#### INPUT DATA

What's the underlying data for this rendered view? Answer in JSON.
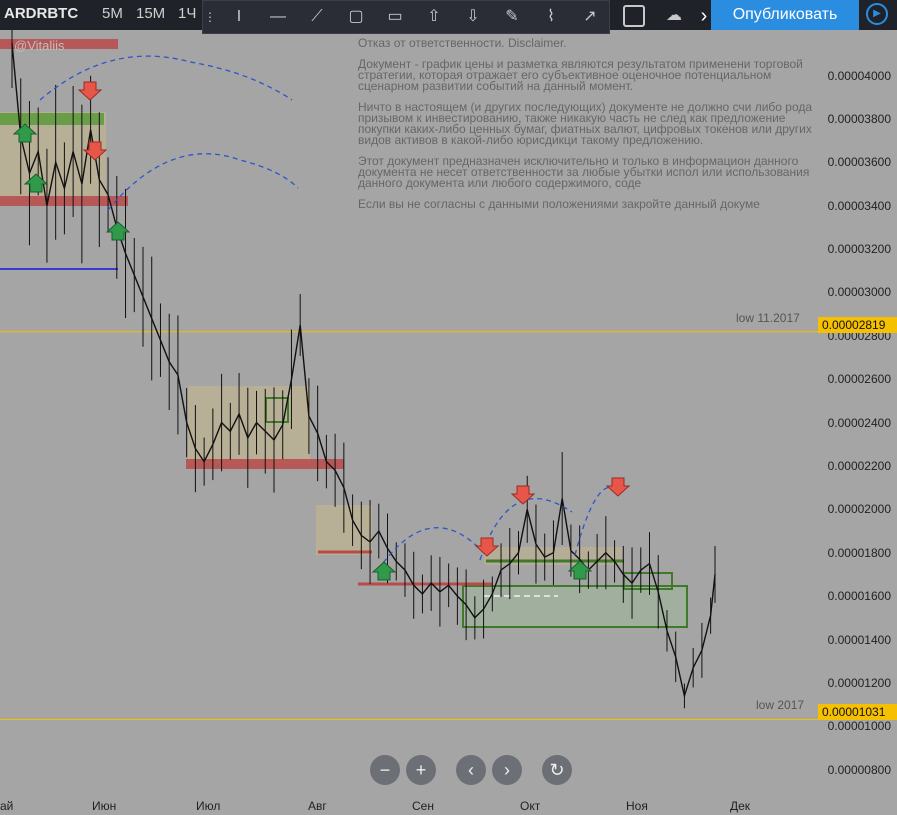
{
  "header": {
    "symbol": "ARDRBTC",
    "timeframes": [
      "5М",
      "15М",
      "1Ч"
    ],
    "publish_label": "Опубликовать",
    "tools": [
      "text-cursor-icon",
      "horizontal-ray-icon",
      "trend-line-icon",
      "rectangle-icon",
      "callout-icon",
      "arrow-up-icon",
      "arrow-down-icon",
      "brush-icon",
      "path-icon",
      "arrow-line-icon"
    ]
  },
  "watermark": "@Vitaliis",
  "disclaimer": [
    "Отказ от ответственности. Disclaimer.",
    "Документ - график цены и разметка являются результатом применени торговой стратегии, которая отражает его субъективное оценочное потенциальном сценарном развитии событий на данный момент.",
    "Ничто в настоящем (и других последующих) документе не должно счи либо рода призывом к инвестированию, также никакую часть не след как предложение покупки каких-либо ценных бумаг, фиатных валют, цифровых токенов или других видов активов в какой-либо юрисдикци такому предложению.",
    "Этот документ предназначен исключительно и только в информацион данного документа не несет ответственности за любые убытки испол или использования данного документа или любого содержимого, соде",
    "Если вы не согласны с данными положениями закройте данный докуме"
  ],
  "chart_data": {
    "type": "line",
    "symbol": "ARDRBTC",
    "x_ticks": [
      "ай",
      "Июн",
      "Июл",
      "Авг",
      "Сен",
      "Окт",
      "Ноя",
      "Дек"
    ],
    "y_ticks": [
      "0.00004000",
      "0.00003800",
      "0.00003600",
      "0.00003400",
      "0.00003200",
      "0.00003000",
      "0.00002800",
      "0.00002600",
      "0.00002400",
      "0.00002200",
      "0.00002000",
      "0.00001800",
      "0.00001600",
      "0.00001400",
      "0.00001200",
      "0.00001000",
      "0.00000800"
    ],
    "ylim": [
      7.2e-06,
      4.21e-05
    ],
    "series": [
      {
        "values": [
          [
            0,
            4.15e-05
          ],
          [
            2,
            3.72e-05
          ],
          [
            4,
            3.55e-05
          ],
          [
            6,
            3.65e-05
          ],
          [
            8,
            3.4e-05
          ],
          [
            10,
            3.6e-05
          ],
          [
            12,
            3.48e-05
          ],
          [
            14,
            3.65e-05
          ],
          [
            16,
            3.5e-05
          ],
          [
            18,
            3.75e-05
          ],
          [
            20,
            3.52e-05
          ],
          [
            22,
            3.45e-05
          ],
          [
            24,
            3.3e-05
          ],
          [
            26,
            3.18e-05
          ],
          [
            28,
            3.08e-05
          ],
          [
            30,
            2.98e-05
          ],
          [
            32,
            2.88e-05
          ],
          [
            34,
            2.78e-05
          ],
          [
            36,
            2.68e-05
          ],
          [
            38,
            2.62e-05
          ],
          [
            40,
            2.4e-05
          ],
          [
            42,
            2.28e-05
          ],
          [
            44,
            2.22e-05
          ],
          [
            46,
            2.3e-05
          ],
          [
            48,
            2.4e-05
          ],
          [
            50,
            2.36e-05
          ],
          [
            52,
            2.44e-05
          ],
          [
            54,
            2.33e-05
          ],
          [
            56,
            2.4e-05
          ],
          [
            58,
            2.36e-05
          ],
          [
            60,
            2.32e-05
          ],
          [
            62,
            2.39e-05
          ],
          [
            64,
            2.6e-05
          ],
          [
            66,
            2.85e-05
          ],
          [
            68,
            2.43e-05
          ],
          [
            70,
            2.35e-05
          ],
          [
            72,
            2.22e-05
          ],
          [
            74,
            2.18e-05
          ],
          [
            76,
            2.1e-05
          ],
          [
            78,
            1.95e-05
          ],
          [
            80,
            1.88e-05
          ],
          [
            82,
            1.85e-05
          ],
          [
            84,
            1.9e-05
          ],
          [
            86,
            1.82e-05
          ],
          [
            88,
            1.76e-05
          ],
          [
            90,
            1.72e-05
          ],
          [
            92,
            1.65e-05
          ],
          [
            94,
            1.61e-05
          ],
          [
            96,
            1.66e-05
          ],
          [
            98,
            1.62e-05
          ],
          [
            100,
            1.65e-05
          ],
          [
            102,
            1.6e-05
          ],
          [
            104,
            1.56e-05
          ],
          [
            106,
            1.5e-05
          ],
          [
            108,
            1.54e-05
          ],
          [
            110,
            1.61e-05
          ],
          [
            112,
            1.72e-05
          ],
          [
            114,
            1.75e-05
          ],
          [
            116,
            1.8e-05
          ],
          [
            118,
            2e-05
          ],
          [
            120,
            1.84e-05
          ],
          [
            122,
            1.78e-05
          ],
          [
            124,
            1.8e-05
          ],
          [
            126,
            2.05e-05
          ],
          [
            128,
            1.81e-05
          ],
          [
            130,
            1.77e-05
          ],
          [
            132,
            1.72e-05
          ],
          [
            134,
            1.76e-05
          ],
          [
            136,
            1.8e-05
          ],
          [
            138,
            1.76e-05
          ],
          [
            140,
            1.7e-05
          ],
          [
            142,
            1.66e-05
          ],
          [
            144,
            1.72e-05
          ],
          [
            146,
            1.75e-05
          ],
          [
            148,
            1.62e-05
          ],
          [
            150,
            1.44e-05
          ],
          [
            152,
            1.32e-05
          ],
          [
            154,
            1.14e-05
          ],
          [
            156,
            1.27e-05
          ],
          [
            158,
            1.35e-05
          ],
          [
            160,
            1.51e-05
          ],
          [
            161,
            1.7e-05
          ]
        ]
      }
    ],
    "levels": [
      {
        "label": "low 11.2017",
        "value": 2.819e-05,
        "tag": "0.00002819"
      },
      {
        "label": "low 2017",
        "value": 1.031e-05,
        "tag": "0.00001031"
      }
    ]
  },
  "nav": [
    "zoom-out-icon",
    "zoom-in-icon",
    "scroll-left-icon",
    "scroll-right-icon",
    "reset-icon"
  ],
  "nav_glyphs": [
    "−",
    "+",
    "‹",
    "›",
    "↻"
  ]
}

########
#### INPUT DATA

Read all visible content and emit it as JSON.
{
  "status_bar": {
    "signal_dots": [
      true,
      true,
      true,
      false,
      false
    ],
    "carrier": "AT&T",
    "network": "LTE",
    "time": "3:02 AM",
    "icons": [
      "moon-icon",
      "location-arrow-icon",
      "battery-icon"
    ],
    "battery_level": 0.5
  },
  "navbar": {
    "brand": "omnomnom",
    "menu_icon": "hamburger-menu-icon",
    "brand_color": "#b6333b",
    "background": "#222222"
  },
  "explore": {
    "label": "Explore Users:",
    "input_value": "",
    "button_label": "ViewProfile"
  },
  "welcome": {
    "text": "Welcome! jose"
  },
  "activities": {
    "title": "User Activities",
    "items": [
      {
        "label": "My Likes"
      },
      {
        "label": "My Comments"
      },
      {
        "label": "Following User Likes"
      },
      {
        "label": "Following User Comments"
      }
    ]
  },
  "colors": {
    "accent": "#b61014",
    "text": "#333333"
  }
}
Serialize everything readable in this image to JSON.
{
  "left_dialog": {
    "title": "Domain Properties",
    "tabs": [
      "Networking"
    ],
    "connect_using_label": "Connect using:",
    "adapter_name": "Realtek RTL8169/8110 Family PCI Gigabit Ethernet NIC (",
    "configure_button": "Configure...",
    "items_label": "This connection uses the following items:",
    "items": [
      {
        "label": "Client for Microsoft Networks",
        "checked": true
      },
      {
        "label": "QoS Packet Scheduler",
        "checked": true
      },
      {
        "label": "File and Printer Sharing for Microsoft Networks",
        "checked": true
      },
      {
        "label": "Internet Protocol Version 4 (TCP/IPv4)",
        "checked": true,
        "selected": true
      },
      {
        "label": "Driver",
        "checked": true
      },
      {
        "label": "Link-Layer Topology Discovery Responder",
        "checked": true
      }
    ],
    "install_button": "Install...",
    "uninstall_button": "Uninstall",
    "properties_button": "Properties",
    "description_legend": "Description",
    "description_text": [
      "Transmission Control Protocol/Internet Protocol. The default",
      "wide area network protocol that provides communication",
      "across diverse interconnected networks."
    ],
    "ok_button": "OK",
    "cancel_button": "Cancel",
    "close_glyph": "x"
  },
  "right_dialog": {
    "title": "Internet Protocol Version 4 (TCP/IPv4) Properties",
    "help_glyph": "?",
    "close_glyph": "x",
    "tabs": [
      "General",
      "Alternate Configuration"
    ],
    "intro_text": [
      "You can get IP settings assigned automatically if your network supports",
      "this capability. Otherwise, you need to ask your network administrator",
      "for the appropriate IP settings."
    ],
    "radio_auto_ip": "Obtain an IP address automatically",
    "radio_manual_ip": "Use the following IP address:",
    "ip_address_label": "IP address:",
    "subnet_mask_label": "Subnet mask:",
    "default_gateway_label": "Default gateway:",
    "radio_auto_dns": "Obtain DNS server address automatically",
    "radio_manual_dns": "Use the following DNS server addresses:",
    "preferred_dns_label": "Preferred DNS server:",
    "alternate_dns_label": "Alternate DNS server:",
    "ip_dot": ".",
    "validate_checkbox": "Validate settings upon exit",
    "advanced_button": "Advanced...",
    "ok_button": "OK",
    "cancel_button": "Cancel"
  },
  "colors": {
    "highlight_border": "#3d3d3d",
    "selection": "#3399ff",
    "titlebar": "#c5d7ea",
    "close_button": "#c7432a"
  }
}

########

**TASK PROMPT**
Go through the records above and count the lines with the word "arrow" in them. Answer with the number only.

**ANSWER SPACE**
4